According to the mighty MacFixIt, some users of Apple’s MobileMe syncing solution have reported difficulties uploading pictures from their iPhone or iPod touch to their MobileMe Gallery, an issue that appears to be related to usernames.
If you are experiencing issues when trying to publish a picture from your iPhone or iPod touch to your MobileMe Gallery, your problems could be caused by a bug in username recognition on your device.
Per the article, this Apple KB document outlines the issues, which can occur if your MobileMe username is mixed case (i.e., UserName, or USERname). When setting up MobileMe on your iPhone or iPod touch, simply enter your username as all lowercase letters.
You can check your username by navigating (on your iPhone or iPod touch) to:
Settings > Mail, Contacts, Calendars > your MobileMe account > Account Info
If you have any uppercase letters, do the following:
1. Plug in your iPhone or iPod touch to your computer and sync.
2. Once synced, return to your Account Info on your iPhone/iPod touch.
3. Tap the “Delete Account” button and verify that you would like to delete it.
4. Choose to Add Account, and setup your MobileMe using all lowercase letters.
If you’ve seen this issue on your end or found any workarounds or fixes of your own, please let us know.
Following up on the iPhone OS 3.0 mail bug in which the act of deleting an e-mail within iPhone OS 3.0 isn’t enough to destroy its contents, Apple is reportedly aware of the flaw and could be working on a fix.
According to Gizmodo, a source close to the story has stated that the fix will likely come in iPhone OS 3.1 for the iPhone and iPod touch. The problem, occurs when a user attempts to delete an e-mail. Even after emptying the Mail application’s trash, the message, and all of its contents, are still accessible through the phone’s Spotlight search feature.
To test the flaw, delete a message within the iPhone’s Mail software. Remove it from the trash, and check your mail server to ensure it’s erased. Then, search for the subject line of the message in Spotlight, where, in many cases, the entire message can still be read.
“As far as I can tell, there is no way to completely delete emails from iPhone OS 3.0, which isn’t just strange, it’s a disastrous security flaw,” John Herrman writes for Gizmodo.
The site’s internal tipster doesn’t give any certainty, though, only saying Apple will “probably” include a fix in the upcoming iPhone OS update.
A significant security hole in iPhone OS 3.0 may have surfaced, as a recently published YouTube video demonstrates how the Spotlight search cache doesn’t sync message status with the mail client, so you can still pull up old messages with Spotlight if you know the subject line.
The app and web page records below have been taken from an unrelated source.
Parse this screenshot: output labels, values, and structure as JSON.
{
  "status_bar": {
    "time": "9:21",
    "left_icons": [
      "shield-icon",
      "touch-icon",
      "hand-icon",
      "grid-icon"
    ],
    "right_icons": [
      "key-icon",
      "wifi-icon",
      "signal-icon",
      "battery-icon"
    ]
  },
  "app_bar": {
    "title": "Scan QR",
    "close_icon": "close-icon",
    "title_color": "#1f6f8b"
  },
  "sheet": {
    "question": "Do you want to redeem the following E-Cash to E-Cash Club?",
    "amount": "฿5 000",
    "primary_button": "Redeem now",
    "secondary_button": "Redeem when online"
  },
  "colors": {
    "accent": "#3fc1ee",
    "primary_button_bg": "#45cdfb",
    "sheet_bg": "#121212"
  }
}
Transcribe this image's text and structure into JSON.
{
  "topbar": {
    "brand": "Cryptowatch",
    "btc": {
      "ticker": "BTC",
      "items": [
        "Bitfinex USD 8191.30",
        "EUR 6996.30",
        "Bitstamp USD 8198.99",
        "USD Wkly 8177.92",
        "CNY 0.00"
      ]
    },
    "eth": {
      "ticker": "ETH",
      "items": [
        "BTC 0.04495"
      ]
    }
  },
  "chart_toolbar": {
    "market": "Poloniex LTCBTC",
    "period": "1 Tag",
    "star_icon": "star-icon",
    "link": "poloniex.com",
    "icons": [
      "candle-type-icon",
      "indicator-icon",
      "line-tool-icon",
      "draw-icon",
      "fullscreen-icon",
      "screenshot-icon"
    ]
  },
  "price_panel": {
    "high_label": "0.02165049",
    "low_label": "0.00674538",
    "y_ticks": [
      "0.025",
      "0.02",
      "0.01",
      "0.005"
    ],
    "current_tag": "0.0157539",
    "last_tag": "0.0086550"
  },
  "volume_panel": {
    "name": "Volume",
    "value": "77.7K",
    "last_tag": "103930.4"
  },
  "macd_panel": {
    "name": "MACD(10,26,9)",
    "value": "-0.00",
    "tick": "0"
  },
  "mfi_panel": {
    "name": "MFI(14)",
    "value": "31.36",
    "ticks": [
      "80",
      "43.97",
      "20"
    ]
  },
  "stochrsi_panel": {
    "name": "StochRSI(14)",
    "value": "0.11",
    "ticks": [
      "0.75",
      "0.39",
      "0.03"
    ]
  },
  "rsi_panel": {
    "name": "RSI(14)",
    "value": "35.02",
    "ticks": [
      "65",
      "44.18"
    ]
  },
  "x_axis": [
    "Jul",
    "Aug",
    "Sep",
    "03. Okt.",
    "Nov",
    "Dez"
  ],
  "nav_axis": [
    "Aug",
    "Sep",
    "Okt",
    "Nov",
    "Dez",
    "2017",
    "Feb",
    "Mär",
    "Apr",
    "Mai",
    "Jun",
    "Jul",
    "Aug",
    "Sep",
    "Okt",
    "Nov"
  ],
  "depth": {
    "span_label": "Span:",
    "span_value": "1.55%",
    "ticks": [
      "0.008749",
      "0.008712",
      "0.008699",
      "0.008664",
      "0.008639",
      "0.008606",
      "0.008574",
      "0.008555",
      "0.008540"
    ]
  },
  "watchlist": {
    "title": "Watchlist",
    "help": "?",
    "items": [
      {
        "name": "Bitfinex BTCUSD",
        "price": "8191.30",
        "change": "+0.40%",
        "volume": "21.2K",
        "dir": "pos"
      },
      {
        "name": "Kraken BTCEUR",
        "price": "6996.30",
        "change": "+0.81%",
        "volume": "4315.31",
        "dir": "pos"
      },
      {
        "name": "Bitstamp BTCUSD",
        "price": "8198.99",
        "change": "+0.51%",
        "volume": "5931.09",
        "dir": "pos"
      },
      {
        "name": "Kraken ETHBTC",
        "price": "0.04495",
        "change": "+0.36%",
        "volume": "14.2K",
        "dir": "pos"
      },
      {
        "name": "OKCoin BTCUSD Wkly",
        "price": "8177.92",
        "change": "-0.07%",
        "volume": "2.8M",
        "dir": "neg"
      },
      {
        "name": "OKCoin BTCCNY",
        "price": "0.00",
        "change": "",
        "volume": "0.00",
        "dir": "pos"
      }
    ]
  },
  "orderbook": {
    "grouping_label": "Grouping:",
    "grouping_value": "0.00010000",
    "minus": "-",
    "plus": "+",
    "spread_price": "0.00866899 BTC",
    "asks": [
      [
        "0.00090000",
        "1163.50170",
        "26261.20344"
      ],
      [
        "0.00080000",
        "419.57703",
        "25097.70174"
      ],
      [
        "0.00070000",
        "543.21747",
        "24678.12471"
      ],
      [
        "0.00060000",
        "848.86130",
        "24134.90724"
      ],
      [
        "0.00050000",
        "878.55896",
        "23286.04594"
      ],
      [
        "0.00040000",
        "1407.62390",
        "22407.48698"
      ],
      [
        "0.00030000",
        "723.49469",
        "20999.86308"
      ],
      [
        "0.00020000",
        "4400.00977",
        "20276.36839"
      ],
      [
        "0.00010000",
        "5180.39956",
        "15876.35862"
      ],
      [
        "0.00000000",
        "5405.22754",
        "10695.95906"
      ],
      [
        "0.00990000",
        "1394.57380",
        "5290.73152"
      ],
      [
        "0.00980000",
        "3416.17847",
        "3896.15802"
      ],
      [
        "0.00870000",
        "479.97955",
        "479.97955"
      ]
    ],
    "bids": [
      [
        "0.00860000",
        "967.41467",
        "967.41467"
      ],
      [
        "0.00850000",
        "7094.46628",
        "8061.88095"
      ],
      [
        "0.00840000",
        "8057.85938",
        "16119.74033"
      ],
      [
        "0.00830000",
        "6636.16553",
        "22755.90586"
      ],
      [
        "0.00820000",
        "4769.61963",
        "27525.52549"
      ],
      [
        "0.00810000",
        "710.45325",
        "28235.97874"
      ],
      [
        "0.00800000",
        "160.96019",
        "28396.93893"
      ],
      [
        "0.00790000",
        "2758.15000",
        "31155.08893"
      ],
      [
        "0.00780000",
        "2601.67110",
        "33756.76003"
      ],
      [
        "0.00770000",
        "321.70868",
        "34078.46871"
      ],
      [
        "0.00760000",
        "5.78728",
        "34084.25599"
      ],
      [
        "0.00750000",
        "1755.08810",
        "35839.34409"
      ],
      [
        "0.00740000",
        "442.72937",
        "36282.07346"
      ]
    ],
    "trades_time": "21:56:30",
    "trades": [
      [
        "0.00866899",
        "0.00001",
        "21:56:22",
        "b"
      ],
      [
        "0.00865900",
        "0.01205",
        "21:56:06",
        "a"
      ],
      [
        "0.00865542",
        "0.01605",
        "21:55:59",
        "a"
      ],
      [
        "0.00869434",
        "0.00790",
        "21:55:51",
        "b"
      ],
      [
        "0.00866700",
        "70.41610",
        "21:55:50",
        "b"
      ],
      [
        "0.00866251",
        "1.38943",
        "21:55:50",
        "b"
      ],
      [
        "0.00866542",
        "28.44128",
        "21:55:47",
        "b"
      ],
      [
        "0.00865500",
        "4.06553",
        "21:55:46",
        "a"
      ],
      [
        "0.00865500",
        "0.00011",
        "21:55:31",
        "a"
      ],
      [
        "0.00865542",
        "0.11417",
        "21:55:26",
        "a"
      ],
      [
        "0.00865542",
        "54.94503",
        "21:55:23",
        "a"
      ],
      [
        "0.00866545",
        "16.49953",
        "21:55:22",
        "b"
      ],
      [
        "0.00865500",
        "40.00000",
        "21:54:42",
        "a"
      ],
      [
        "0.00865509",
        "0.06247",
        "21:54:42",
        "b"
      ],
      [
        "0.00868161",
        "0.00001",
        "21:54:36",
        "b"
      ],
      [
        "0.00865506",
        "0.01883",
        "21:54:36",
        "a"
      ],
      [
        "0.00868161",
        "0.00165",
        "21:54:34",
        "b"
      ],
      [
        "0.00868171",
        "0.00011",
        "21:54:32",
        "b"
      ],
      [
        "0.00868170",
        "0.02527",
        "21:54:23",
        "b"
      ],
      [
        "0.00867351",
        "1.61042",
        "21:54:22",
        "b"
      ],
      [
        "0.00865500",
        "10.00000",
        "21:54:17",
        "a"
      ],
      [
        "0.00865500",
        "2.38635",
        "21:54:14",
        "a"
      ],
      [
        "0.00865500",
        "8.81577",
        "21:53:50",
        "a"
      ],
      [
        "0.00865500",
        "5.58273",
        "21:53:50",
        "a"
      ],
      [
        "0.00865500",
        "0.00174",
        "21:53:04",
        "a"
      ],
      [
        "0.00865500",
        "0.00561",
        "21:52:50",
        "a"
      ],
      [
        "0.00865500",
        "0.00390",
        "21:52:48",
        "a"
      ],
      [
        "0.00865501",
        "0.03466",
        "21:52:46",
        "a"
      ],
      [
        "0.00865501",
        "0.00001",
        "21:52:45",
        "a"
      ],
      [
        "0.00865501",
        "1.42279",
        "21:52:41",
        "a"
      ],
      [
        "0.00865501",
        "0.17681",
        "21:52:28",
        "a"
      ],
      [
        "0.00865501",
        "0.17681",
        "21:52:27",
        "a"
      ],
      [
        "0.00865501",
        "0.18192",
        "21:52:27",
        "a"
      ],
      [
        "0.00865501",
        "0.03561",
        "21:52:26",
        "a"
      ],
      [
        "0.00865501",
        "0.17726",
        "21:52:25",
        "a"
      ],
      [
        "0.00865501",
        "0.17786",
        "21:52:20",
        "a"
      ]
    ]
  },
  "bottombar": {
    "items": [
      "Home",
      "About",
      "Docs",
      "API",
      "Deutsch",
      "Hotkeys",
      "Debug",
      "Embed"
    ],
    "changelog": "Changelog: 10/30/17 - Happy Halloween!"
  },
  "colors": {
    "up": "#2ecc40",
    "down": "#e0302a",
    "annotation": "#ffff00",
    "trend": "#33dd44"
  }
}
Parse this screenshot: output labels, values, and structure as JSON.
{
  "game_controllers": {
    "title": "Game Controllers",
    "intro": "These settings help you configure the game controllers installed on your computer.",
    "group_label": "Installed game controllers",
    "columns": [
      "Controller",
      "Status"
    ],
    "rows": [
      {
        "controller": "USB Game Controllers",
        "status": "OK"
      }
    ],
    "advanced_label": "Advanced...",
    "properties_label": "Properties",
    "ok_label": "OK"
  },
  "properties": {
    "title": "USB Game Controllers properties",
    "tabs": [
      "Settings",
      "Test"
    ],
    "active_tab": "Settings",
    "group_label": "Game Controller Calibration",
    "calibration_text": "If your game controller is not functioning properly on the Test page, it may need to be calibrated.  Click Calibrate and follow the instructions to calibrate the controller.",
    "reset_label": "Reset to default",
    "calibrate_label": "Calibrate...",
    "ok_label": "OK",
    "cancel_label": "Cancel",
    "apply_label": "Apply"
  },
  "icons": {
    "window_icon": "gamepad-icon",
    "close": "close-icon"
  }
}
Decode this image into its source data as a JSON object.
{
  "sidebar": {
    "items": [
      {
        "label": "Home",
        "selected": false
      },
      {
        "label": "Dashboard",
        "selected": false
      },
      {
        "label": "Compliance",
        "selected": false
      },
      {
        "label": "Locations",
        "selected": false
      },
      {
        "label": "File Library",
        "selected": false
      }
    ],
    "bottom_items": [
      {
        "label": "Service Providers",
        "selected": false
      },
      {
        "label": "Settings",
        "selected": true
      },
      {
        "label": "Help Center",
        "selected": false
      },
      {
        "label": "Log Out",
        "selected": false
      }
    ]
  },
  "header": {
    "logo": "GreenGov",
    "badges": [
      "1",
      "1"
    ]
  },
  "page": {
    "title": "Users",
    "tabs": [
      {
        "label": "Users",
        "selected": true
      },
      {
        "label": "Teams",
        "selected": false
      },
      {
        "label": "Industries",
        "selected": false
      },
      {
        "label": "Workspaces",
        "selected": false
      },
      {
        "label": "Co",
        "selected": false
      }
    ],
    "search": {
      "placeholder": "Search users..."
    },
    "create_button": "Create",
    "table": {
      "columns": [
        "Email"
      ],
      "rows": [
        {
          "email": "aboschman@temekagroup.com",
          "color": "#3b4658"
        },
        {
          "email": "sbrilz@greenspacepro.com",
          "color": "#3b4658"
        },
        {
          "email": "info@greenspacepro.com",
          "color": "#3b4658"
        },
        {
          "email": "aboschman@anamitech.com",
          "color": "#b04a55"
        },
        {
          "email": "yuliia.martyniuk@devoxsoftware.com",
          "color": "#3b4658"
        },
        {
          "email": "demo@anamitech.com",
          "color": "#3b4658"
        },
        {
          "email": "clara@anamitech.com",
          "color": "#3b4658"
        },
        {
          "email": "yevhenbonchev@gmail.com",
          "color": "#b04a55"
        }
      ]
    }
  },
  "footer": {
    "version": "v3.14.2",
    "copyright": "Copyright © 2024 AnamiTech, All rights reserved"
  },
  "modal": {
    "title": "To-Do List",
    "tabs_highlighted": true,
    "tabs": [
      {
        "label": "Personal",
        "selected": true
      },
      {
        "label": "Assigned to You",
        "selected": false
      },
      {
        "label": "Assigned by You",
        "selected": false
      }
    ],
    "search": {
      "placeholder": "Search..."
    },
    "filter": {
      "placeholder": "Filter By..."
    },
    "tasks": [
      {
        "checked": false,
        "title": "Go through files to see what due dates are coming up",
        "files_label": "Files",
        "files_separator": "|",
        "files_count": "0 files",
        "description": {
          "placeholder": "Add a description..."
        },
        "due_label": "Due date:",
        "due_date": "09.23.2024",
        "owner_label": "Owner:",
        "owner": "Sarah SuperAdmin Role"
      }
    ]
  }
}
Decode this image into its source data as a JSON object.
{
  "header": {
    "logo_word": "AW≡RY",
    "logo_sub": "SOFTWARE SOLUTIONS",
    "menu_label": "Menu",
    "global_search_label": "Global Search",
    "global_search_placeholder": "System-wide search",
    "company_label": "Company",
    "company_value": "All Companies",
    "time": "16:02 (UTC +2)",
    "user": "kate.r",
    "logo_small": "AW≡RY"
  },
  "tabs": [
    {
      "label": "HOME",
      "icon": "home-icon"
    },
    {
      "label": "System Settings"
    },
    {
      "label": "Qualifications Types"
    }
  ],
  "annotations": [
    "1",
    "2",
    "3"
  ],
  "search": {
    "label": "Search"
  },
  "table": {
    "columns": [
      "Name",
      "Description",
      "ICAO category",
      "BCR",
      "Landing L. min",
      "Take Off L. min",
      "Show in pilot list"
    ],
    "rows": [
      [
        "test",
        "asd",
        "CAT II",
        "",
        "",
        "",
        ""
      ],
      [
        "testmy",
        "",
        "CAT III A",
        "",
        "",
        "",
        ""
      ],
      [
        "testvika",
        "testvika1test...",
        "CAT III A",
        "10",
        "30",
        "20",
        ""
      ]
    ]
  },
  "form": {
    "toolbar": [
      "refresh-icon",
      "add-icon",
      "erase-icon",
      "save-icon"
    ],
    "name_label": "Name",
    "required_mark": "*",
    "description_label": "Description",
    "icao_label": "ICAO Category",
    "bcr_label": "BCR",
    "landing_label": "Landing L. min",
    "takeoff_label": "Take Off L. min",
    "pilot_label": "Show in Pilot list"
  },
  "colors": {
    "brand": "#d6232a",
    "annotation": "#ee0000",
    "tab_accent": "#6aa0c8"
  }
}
According to Engadget, user Matt Janssen, who discovered the bug, says he’s been able to pull up emails three or four months old. Current rumors state that the bug is fixed in iPhone OS 3.1, but until then, here’s the video:
Albeit all signs are currently pointing towards China Unicom acting as the exclusive iPhone carrier in China before two long, Unicom’s upfront buy of five million iPhone units seems to be in question. According to Cellular News, China Unicom’s spokesman Yi Difei declared about the 5 million order rumors that they are “not true”.
However, the spokesman did say that “talks between us and Apple have been going on for some time”, albeit without reaching an agreement yet.
Tiffany Yang, an Apple spokeswoman in Beijing, also said that there are no clear details about iPhone’s official launch in China.
Current guesses point towards a launch in September, though final details have yet to surface for that country’s launch.
While it’s not the first turn-by-turn GPS application to offer driving instructions for Apple’s iPhone 3G or iPhone 3GS handset, it’s from TomTom and there’s a brand name behind it. Per Engadget, after starting with New Zealand a few hours ago, the iTunes App Store is now populated with region specific TomTom apps for NZ (US$95), Australia (US$80), US and Canada (US$100), and Western Europe (US$140).
The TomTom application requires iPhone OS 3.0 or later to install and run.
If you’ve tried the application and have any feedback about it, let us know!